COLORADO SPRINGS —  In a world economy worth an estimated $90 trillion, the market for information that could be obtained from physical observations will be worth at least $9 trillion, said Lars Dyrud, OmniEarth chief executive.

“At least 10 to 15 percent efficiency could be gained through information that leads to better decision making,” said Dyrud, one of the panelists discussing Big Data during an April 4 session at the Space Symposium. Much of the information will come from physical observations, including space data, he added.

Companies and government agencies continue to expand their space data-gathering capabilities while struggling with the task of making sense of vast quantities of information, fusing disparate data sources and offering products that appeal to customers.

While some customers can ingest the raw data World View Enterprises acquires with sensors on its high-altitude balloons, most seek data provided in a format that is easy to understand, said Jane Poynter, World View’s chief executive.

“We are at risk of being drowned by this data,” said Chris Boshuizen, Planet co-founder and entrepreneur-in-residence at the Data Collective, a venture capital firm. “We need to be deft, agile and proficient in interpreting data and understanding it.”

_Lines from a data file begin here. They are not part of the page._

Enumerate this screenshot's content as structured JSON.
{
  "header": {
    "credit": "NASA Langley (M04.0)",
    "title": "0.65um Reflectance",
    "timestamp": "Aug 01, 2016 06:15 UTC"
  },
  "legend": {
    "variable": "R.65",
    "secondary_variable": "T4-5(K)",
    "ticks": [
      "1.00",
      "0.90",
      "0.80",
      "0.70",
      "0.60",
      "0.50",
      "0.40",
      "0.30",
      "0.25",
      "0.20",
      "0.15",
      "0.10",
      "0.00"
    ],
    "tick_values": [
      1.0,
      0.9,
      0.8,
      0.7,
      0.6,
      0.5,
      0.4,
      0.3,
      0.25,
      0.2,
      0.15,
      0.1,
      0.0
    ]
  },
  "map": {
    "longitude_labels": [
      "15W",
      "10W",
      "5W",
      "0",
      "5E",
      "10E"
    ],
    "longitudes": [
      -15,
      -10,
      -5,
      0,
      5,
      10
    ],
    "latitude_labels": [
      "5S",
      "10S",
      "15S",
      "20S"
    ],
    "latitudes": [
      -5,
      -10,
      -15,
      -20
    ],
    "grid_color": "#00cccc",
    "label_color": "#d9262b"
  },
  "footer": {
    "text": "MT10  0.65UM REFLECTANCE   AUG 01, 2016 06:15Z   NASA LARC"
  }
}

To tackle the problem, DigitalGlobe, a firm that collects about 70 terabytes of raw imagery  every day and processes and disseminates 270 terabytes of finished product, is investing in cloud computing and machine learning. “Data is so massive, human beings don’t have the capacity to analyze or make sense of it,” said Jeffrey Tarr, DigitalGlobe president and chief executive.

Another challenge facing the industry is the fact that Earth-observation data is not yet a commodity.

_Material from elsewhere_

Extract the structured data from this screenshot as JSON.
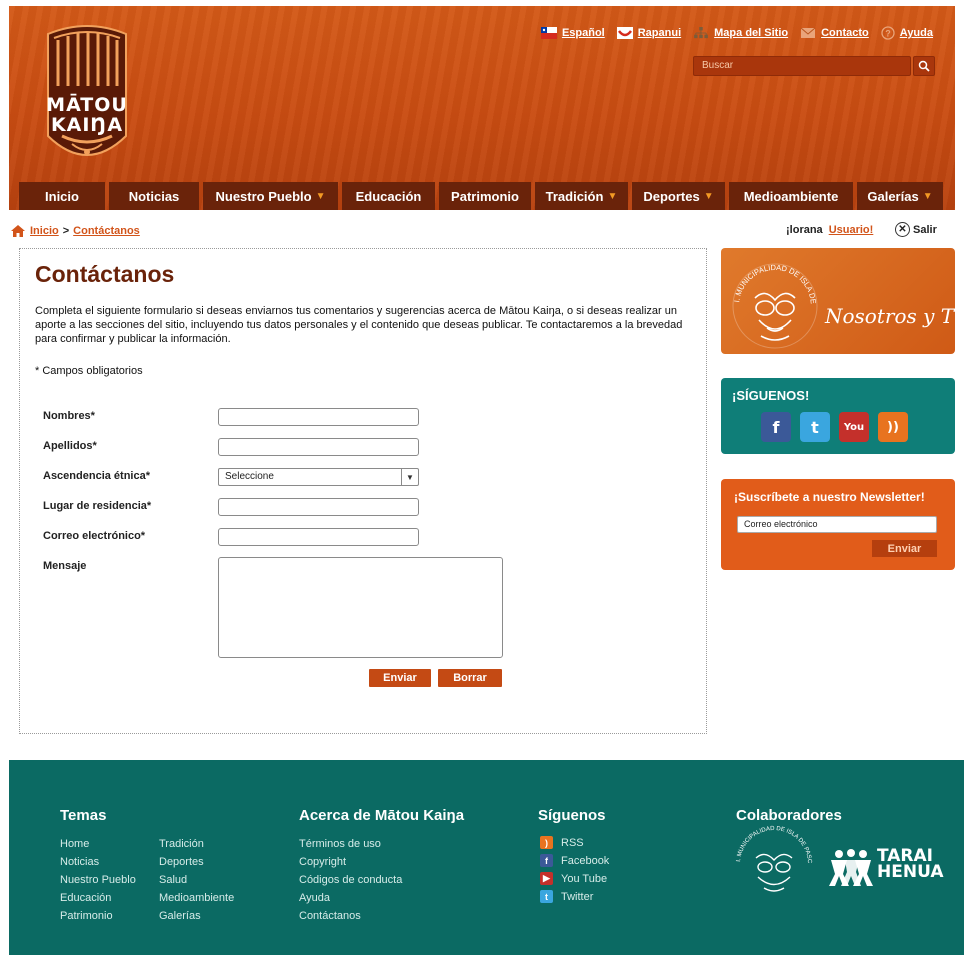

“There is no market with numerous suppliers. If a customer needs data with one-meter resolution across the United States updated every three months, “there is no marketplace to buy that and exchange one supplier for another,” Dyrud said. “Spectral bands, radiometric calibration, degree of georeferencing, all those could be stipulated and set, much the way different grades and varietals of coffee are set. Then a builder of a satellite would know that once they can offer that data the market is waiting.”

To derive useful information, companies are combining datasets. “What is mind-blowing is not just the quantity of data, but also the diversity,” said Marco Villa, chief operating officer of Terran Orbital and Tyvak Nano Satellite Systems. “Our customers combine Earth imagery with data from other platforms to keep extracting more information.

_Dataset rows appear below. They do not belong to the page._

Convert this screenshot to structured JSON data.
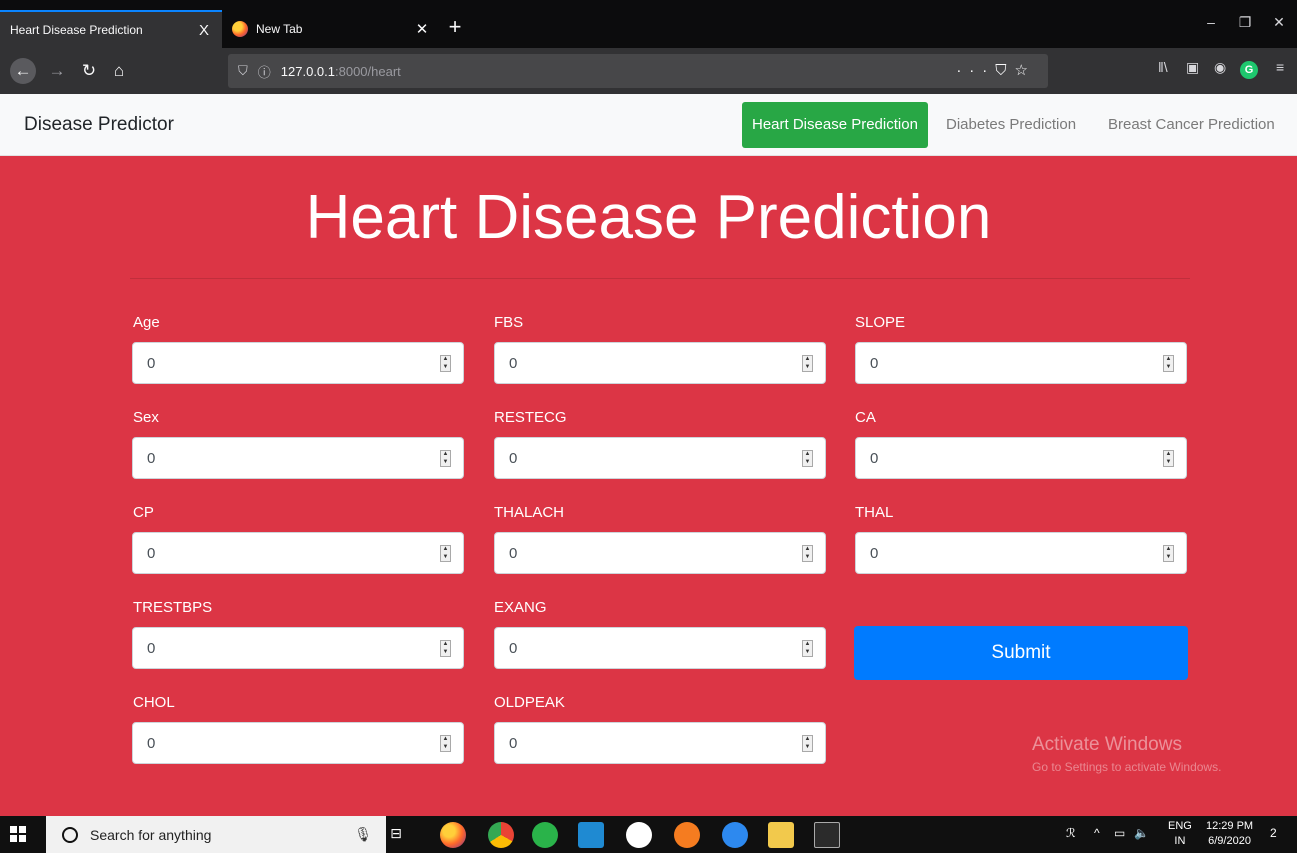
{
  "browser": {
    "tabs": [
      {
        "label": "Heart Disease Prediction",
        "active": true
      },
      {
        "label": "New Tab",
        "active": false
      }
    ],
    "url_host": "127.0.0.1",
    "url_path": ":8000/heart",
    "new_tab_symbol": "+",
    "close_symbol": "X"
  },
  "site_nav": {
    "brand": "Disease Predictor",
    "links": [
      {
        "label": "Heart Disease Prediction",
        "active": true
      },
      {
        "label": "Diabetes Prediction",
        "active": false
      },
      {
        "label": "Breast Cancer Prediction",
        "active": false
      }
    ]
  },
  "page": {
    "title": "Heart Disease Prediction",
    "submit_label": "Submit",
    "fields": {
      "age": {
        "label": "Age",
        "value": "0"
      },
      "sex": {
        "label": "Sex",
        "value": "0"
      },
      "cp": {
        "label": "CP",
        "value": "0"
      },
      "trestbps": {
        "label": "TRESTBPS",
        "value": "0"
      },
      "chol": {
        "label": "CHOL",
        "value": "0"
      },
      "fbs": {
        "label": "FBS",
        "value": "0"
      },
      "restecg": {
        "label": "RESTECG",
        "value": "0"
      },
      "thalach": {
        "label": "THALACH",
        "value": "0"
      },
      "exang": {
        "label": "EXANG",
        "value": "0"
      },
      "oldpeak": {
        "label": "OLDPEAK",
        "value": "0"
      },
      "slope": {
        "label": "SLOPE",
        "value": "0"
      },
      "ca": {
        "label": "CA",
        "value": "0"
      },
      "thal": {
        "label": "THAL",
        "value": "0"
      }
    }
  },
  "watermark": {
    "title": "Activate Windows",
    "subtitle": "Go to Settings to activate Windows."
  },
  "taskbar": {
    "search_placeholder": "Search for anything",
    "lang_top": "ENG",
    "lang_bottom": "IN",
    "time": "12:29 PM",
    "date": "6/9/2020",
    "notification_count": "2"
  },
  "colors": {
    "page_bg": "#dc3545",
    "active_nav": "#28a745",
    "submit": "#007bff"
  }
}
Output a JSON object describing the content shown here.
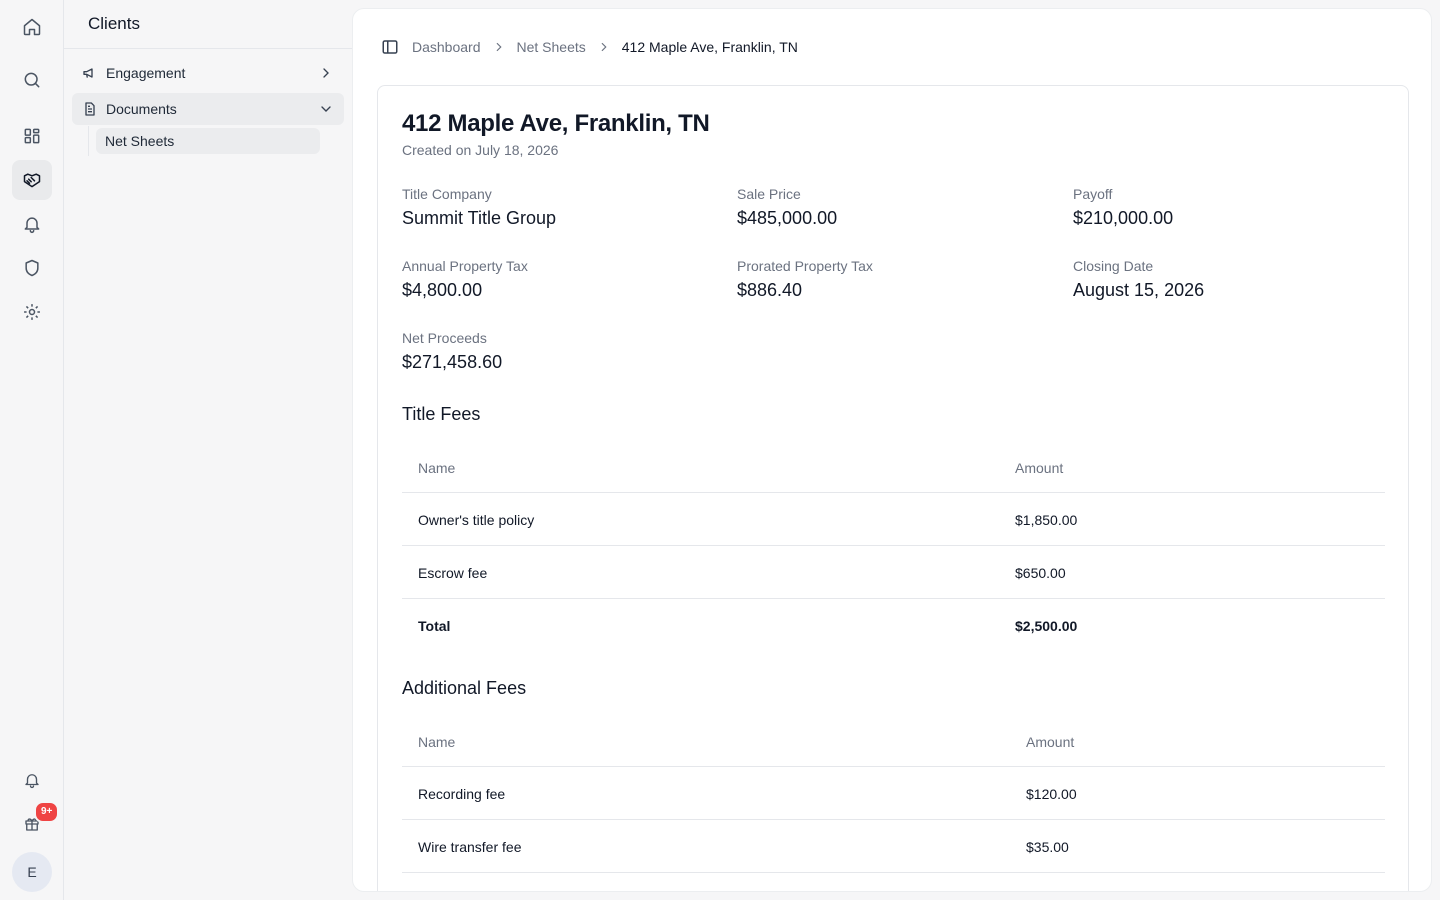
{
  "rail": {
    "badge": "9+",
    "avatar_initial": "E"
  },
  "sidebar": {
    "title": "Clients",
    "items": [
      {
        "label": "Engagement"
      },
      {
        "label": "Documents"
      }
    ],
    "subitems": [
      {
        "label": "Net Sheets"
      }
    ]
  },
  "breadcrumb": {
    "items": [
      "Dashboard",
      "Net Sheets"
    ],
    "current": "412 Maple Ave, Franklin, TN"
  },
  "sheet": {
    "title": "412 Maple Ave, Franklin, TN",
    "created": "Created on July 18, 2026",
    "fields": [
      {
        "label": "Title Company",
        "value": "Summit Title Group"
      },
      {
        "label": "Sale Price",
        "value": "$485,000.00"
      },
      {
        "label": "Payoff",
        "value": "$210,000.00"
      },
      {
        "label": "Annual Property Tax",
        "value": "$4,800.00"
      },
      {
        "label": "Prorated Property Tax",
        "value": "$886.40"
      },
      {
        "label": "Closing Date",
        "value": "August 15, 2026"
      },
      {
        "label": "Net Proceeds",
        "value": "$271,458.60"
      }
    ]
  },
  "title_fees": {
    "heading": "Title Fees",
    "columns": [
      "Name",
      "Amount"
    ],
    "rows": [
      {
        "name": "Owner's title policy",
        "amount": "$1,850.00"
      },
      {
        "name": "Escrow fee",
        "amount": "$650.00"
      }
    ],
    "total": {
      "name": "Total",
      "amount": "$2,500.00"
    }
  },
  "additional_fees": {
    "heading": "Additional Fees",
    "columns": [
      "Name",
      "Amount"
    ],
    "rows": [
      {
        "name": "Recording fee",
        "amount": "$120.00"
      },
      {
        "name": "Wire transfer fee",
        "amount": "$35.00"
      }
    ]
  }
}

All the panelists predict demand for data will grow as new industries discover its utility. Data obtained via satellite also will play an important role in automation, including driverless cars. “Driverless cars will need recent, accurate base maps that reflect even minor changes in roads,” Dyrud said. “Space is key enabler.”x

Debra Werner is a correspondent for SpaceNews based in San Francisco. Debra earned a bachelor’s degree in communications from the University of California, Berkeley, and a master’s degree in Journalism from Northwestern University. She...